I've written more than once about companies that seem to get so caught up in their social media initiatives that they neglect basic principles of good customer service such as "Don't promise what you can't deliver."
I cited a study by Gartner analyst Michael Maoz in which he found four aspects of traditional customer service - price, quality, convenience and fairness-are far more important to customers than any kind of social engagement. While companies should still employ social channels as part of their CRM efforts, they should stress the connection to traditional service, wrote Maoz on his blog.
Esteban Kolsky touches upon this theme in a post on TheSocialCustomer, suggesting that some of the hype around social media will begin to dissipate in 2011 as companies start to realize providing employees with collaboration tools to empower them to better serve customers is more important than amassing Facebook friends or Twitter followers. To deliver better service, writes Kolsky, companies will have to focus on "boring business functions."
When I interviewed Brent Leary, co-founder and partner of consulting/advisory firm CRM Essentials LLC and a member of TheSocialCustomer's advisory board, he told me:
Social CRM works best with a good traditional CRM foundation. At some point, you do have to enter the formal sales and customer service processes. You need to integrate social media into those formal processes. But you begin those processes now with a click, it's starting online.
As Kolsky wrote in an earlier post, the two biggest challenges for companies in incorporating social channels into their traditional (OK, boring) business functions are plumbing the huge amounts of data generated by social channels, much of it unstructured, for actionable insights and ensuring that social channels don't become yet another organizational silo.
To deal with the data, Kolsky says companies must "invest in filters (to separate noise from valuable data), processing (analytics engines that can process in memory or in stream to manage the volume in near-real-time) and storage (you cannot store all the data you collect for a long time, the volume becomes prohibitive-not on cost, on space to store it and tools to manage it)."
Investing in collaboration tools should, in theory, help companies overcome the silo problem. But companies will need to be careful that bottom-up adoption doesn't result in a mishmash of tools that creates even more gaps in communications.

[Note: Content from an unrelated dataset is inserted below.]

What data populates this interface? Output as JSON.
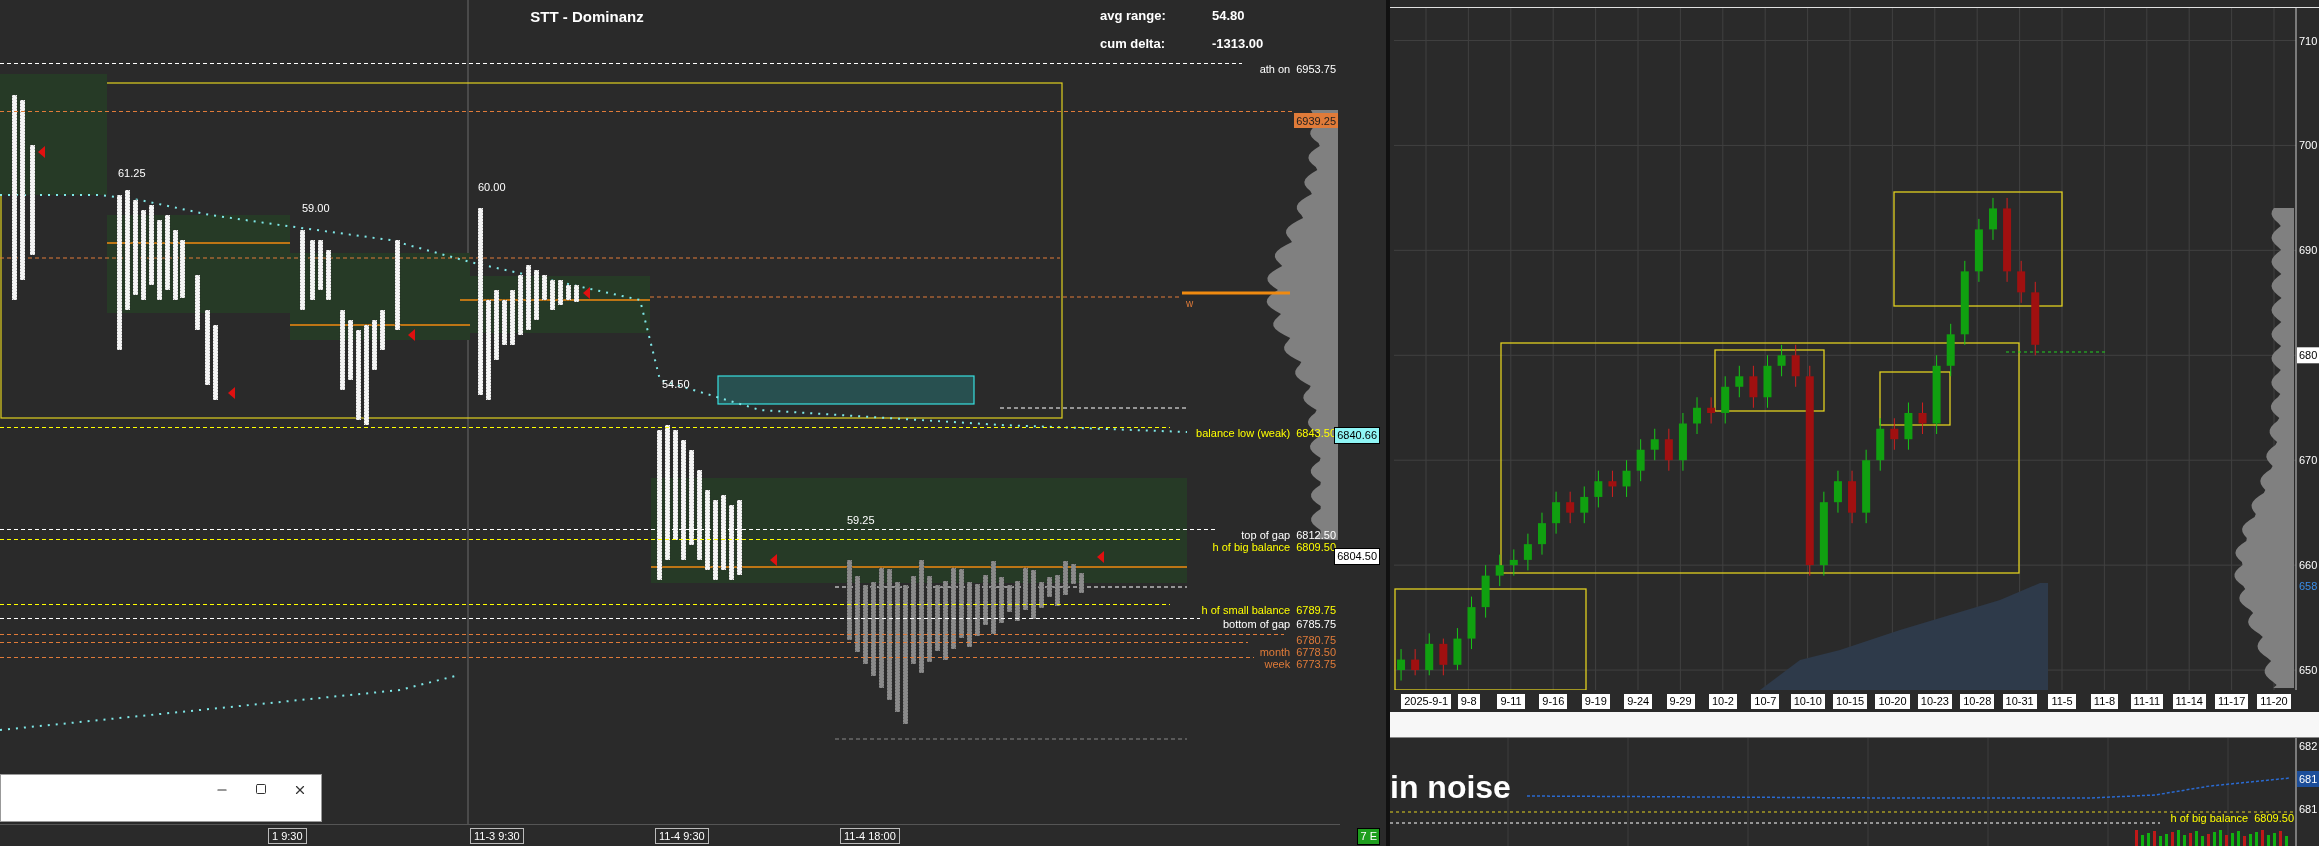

Kolsky also predicts a back-to-the-future focus on contact centers. Cisco is among companies hoping to capitalize on a trend of integrating social feedback into contact center operations, as I wrote last month.